NOT MANY bank customers in Slovakia feel personally vulnerable because of the global financial crisis.

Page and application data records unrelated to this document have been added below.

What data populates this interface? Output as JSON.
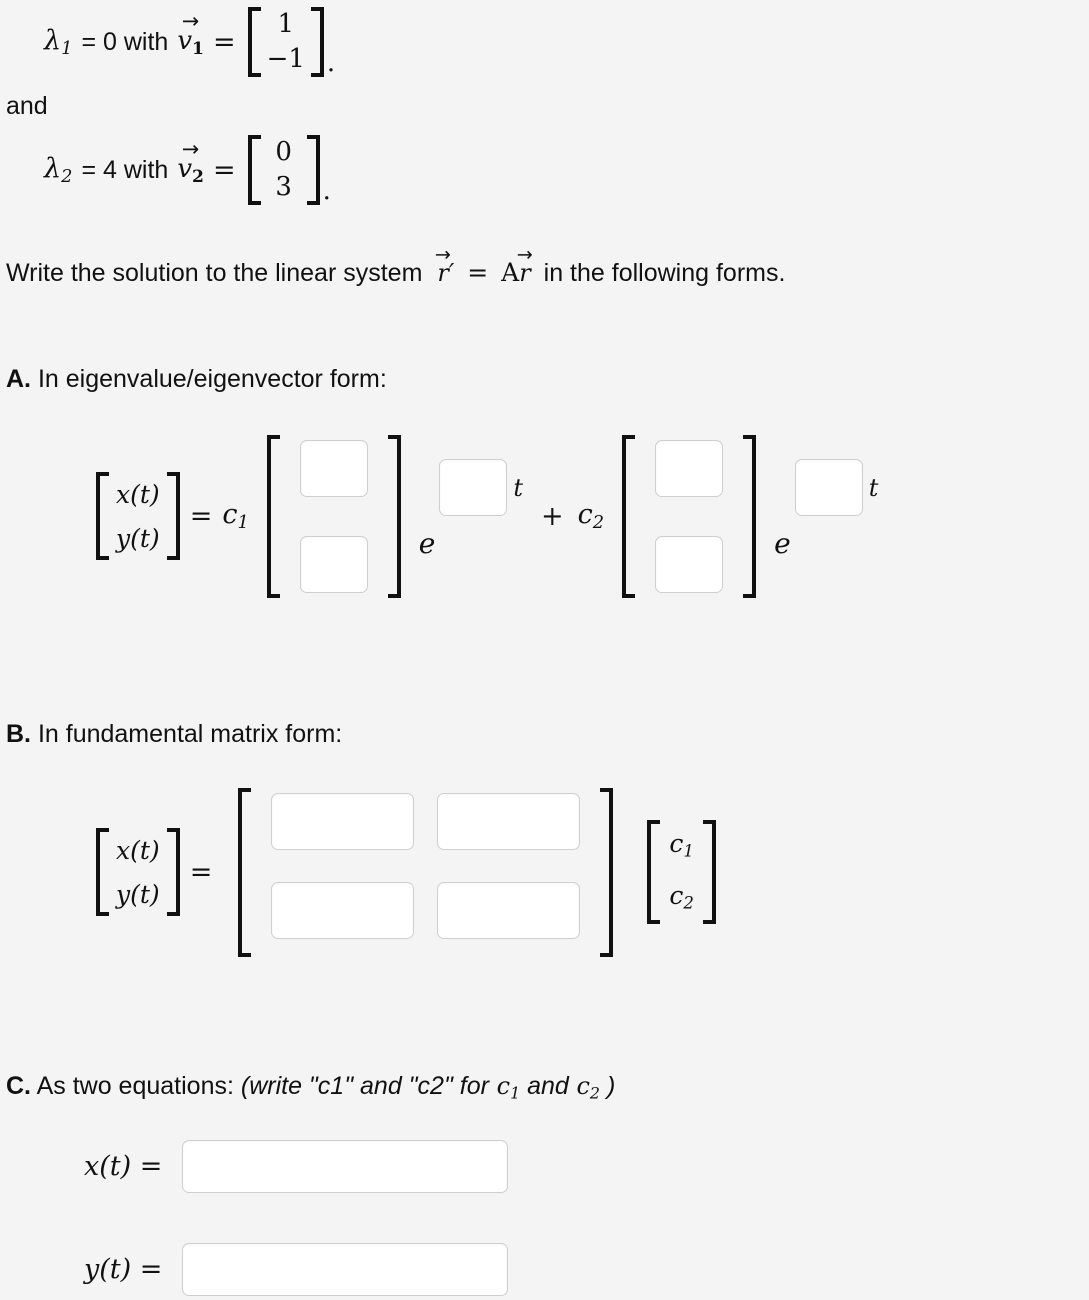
{
  "background_color": "#f4f4f4",
  "eigen": {
    "lines": [
      {
        "label": "λ1",
        "equation": "= 0 with",
        "vector_symbol": "v",
        "vector_index": "1",
        "arrow": "→",
        "entries": [
          "1",
          "−1"
        ],
        "trailing": "."
      },
      {
        "label": "λ2",
        "equation": "= 4 with",
        "vector_symbol": "v",
        "vector_index": "2",
        "arrow": "→",
        "entries": [
          "0",
          "3"
        ],
        "trailing": "."
      }
    ],
    "conjunction": "and"
  },
  "prompt": {
    "before": "Write the solution to the linear system",
    "system_lhs": "r",
    "prime": "′",
    "equals": "=",
    "system_rhs_matrix": "A",
    "system_rhs_vector": "r",
    "arrow": "→",
    "after": "in the following forms."
  },
  "sections": {
    "a": {
      "letter": "A.",
      "title": "In eigenvalue/eigenvector form:",
      "lhs_entries": [
        "x(t)",
        "y(t)"
      ],
      "equals": "=",
      "coef1": "c",
      "coef1_sub": "1",
      "coef2": "c",
      "coef2_sub": "2",
      "plus": "+",
      "e_base": "e",
      "exponent_var": "t",
      "vector1_blanks": [
        "",
        ""
      ],
      "vector2_blanks": [
        "",
        ""
      ],
      "exp1_blank": "",
      "exp2_blank": "",
      "blank_placeholder": ""
    },
    "b": {
      "letter": "B.",
      "title": "In fundamental matrix form:",
      "lhs_entries": [
        "x(t)",
        "y(t)"
      ],
      "equals": "=",
      "matrix_blanks": [
        "",
        "",
        "",
        ""
      ],
      "c_vector": [
        "c",
        "c"
      ],
      "c_vector_subs": [
        "1",
        "2"
      ],
      "blank_placeholder": ""
    },
    "c": {
      "letter": "C.",
      "title_plain": "As two equations:",
      "title_italic_1": "(write \"c1\" and \"c2\" for",
      "title_c1": "c",
      "title_c1_sub": "1",
      "title_and": "and",
      "title_c2": "c",
      "title_c2_sub": "2",
      "title_close": ")",
      "rows": [
        {
          "lhs": "x(t) =",
          "value": "",
          "placeholder": ""
        },
        {
          "lhs": "y(t) =",
          "value": "",
          "placeholder": ""
        }
      ]
    }
  }
}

This was the finding from a survey carried out by the market research firm Synovate.
About 9 percent of Slovak bank customers said they feel exposed to global financial risks, the fourth lowest figure after Poland, the Czech Republic and Saudi Arabia.
The Russian Federation, in contrast, had the highest number of worried bank customers in the region, at 36 percent.
In Slovakia, only 16 percent of bank customers said they anticipated a worsening of their financial situation in the near future, according to the survey, as reported by the SITA newswire in mid May.
More than half of Slovaks surveyed attributed the current crisis to “greed” by western banking houses and financial institutions as well as to a lack of rules and appropriate government oversight of the banking sector in industrialised countries.
The survey also indicated that if Slovak bank customers need financial advice, 41 percent of those surveyed preferred to consult with family members, 10 percent turned to friends and 41 percent visited a bank or a financial advisor.
“When answering the question about how would they invest an unexpected windfall of €1 million, 34 percent of the Slovaks in the survey said that they would buy a family house or replace their existing one with a bigger one,” the survey reported. “To secure property for children was the second choice proffered by 12 percent of those surveyed, while 13 percent of Slovaks thought they would spend the money on purchasing a car, goods or a holiday and 9 percent would invest the winnings into time deposits or savings deposits.”
The Synovate market research firm conducted the survey between October and December 2009 on a sample of 1,000 bank customers in each of the following 13 countries: Russia, Poland, Ukraine, Slovakia, Hungary, the Czech Republic, Greece, Serbia, Bulgaria, Romania, Turkey, the United Arab Emirates and Saudi Arabia.
31. May 2010 at 0:00 | Compiled by Spectator staff